Data shown:

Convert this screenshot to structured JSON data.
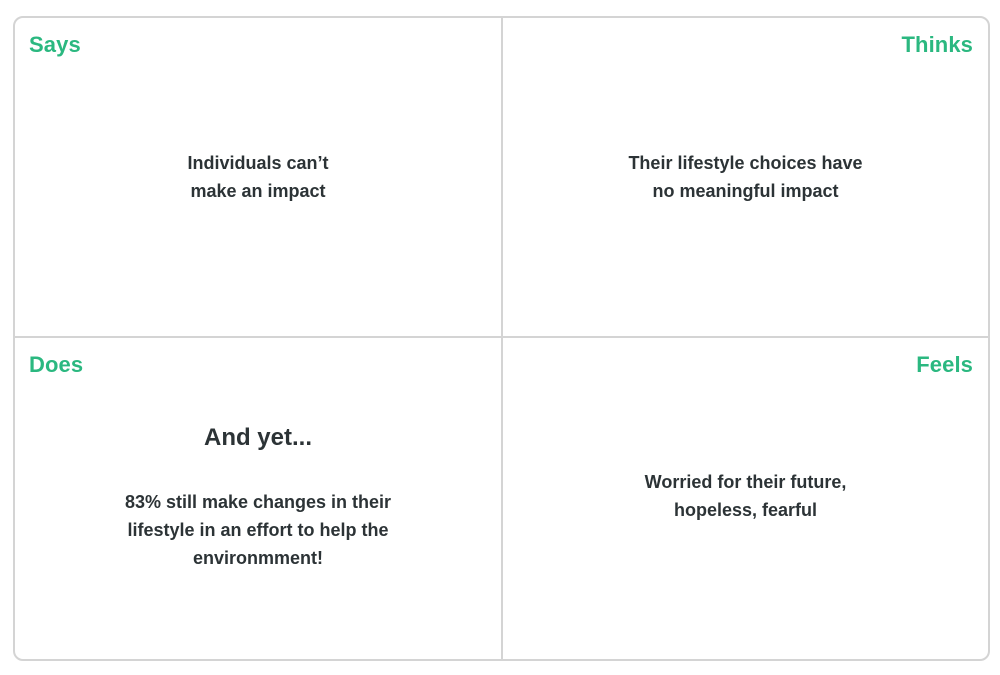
{
  "colors": {
    "accent": "#2bb880",
    "text": "#2c3336",
    "border": "#d4d4d4"
  },
  "quadrants": {
    "says": {
      "title": "Says",
      "text": "Individuals can’t\nmake an impact"
    },
    "thinks": {
      "title": "Thinks",
      "text": "Their lifestyle choices have\nno meaningful impact"
    },
    "does": {
      "title": "Does",
      "heading": "And yet...",
      "text": "83% still make changes in their\nlifestyle in an effort to help the\nenvironmment!"
    },
    "feels": {
      "title": "Feels",
      "text": "Worried for their future,\nhopeless, fearful"
    }
  }
}
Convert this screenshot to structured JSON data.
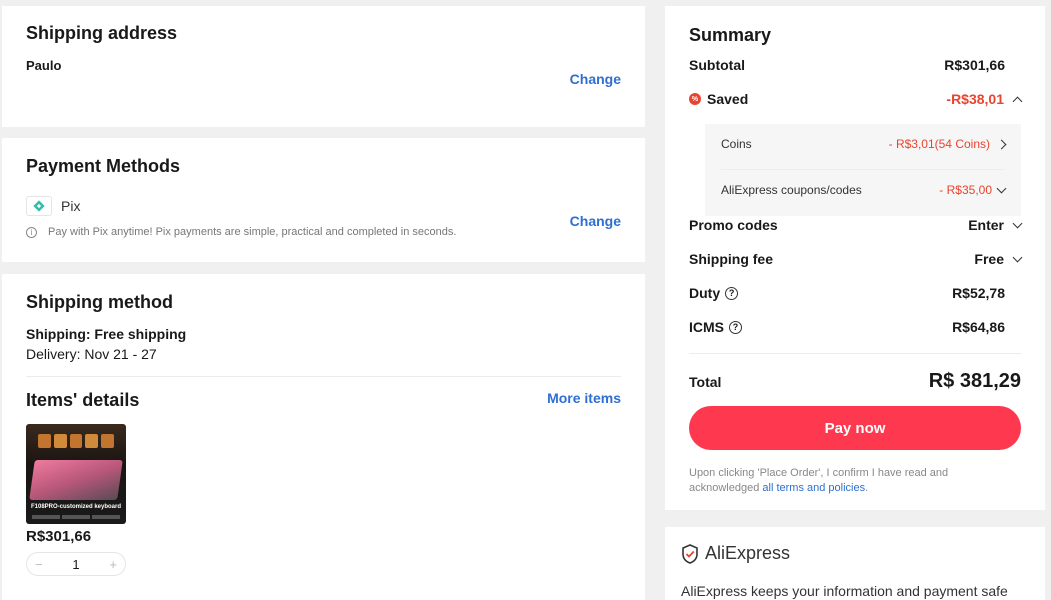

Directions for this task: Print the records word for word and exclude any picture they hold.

Output for this exercise:
Convert this screenshot to structured JSON data.
{
  "colors": {
    "accent": "#2bb880",
    "text": "#2c3336",
    "border": "#d4d4d4"
  },
  "quadrants": {
    "says": {
      "title": "Says",
      "text": "Individuals can’t\nmake an impact"
    },
    "thinks": {
      "title": "Thinks",
      "text": "Their lifestyle choices have\nno meaningful impact"
    },
    "does": {
      "title": "Does",
      "heading": "And yet...",
      "text": "83% still make changes in their\nlifestyle in an effort to help the\nenvironmment!"
    },
    "feels": {
      "title": "Feels",
      "text": "Worried for their future,\nhopeless, fearful"
    }
  }
}
Convert this screenshot to structured JSON data.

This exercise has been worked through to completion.